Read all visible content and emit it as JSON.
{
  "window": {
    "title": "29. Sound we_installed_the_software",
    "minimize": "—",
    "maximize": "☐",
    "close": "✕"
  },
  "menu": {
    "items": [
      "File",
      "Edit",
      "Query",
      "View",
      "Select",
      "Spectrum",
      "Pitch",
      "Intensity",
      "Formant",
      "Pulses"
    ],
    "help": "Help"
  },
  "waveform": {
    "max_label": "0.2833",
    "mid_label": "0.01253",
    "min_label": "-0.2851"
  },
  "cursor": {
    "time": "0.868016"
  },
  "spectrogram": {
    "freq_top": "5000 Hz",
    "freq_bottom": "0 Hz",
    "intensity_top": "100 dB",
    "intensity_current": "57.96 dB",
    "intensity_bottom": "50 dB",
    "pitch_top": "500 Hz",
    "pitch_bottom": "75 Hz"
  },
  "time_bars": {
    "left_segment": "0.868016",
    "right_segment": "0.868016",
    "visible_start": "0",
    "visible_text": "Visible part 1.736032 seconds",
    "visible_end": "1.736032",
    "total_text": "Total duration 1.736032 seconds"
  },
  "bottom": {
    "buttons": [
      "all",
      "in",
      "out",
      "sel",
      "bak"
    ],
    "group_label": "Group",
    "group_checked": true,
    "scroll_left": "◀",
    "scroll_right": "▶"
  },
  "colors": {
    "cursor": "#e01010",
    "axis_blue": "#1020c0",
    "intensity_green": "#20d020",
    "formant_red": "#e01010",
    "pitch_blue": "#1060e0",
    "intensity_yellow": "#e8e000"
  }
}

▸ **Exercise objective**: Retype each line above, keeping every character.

▸ **Written response**:
Read all visible content and emit it as JSON.
{
  "window": {
    "title": "29. Sound we_installed_the_software",
    "minimize": "—",
    "maximize": "☐",
    "close": "✕"
  },
  "menu": {
    "items": [
      "File",
      "Edit",
      "Query",
      "View",
      "Select",
      "Spectrum",
      "Pitch",
      "Intensity",
      "Formant",
      "Pulses"
    ],
    "help": "Help"
  },
  "waveform": {
    "max_label": "0.2833",
    "mid_label": "0.01253",
    "min_label": "-0.2851"
  },
  "cursor": {
    "time": "0.868016"
  },
  "spectrogram": {
    "freq_top": "5000 Hz",
    "freq_bottom": "0 Hz",
    "intensity_top": "100 dB",
    "intensity_current": "57.96 dB",
    "intensity_bottom": "50 dB",
    "pitch_top": "500 Hz",
    "pitch_bottom": "75 Hz"
  },
  "time_bars": {
    "left_segment": "0.868016",
    "right_segment": "0.868016",
    "visible_start": "0",
    "visible_text": "Visible part 1.736032 seconds",
    "visible_end": "1.736032",
    "total_text": "Total duration 1.736032 seconds"
  },
  "bottom": {
    "buttons": [
      "all",
      "in",
      "out",
      "sel",
      "bak"
    ],
    "group_label": "Group",
    "group_checked": true,
    "scroll_left": "◀",
    "scroll_right": "▶"
  },
  "colors": {
    "cursor": "#e01010",
    "axis_blue": "#1020c0",
    "intensity_green": "#20d020",
    "formant_red": "#e01010",
    "pitch_blue": "#1060e0",
    "intensity_yellow": "#e8e000"
  }
}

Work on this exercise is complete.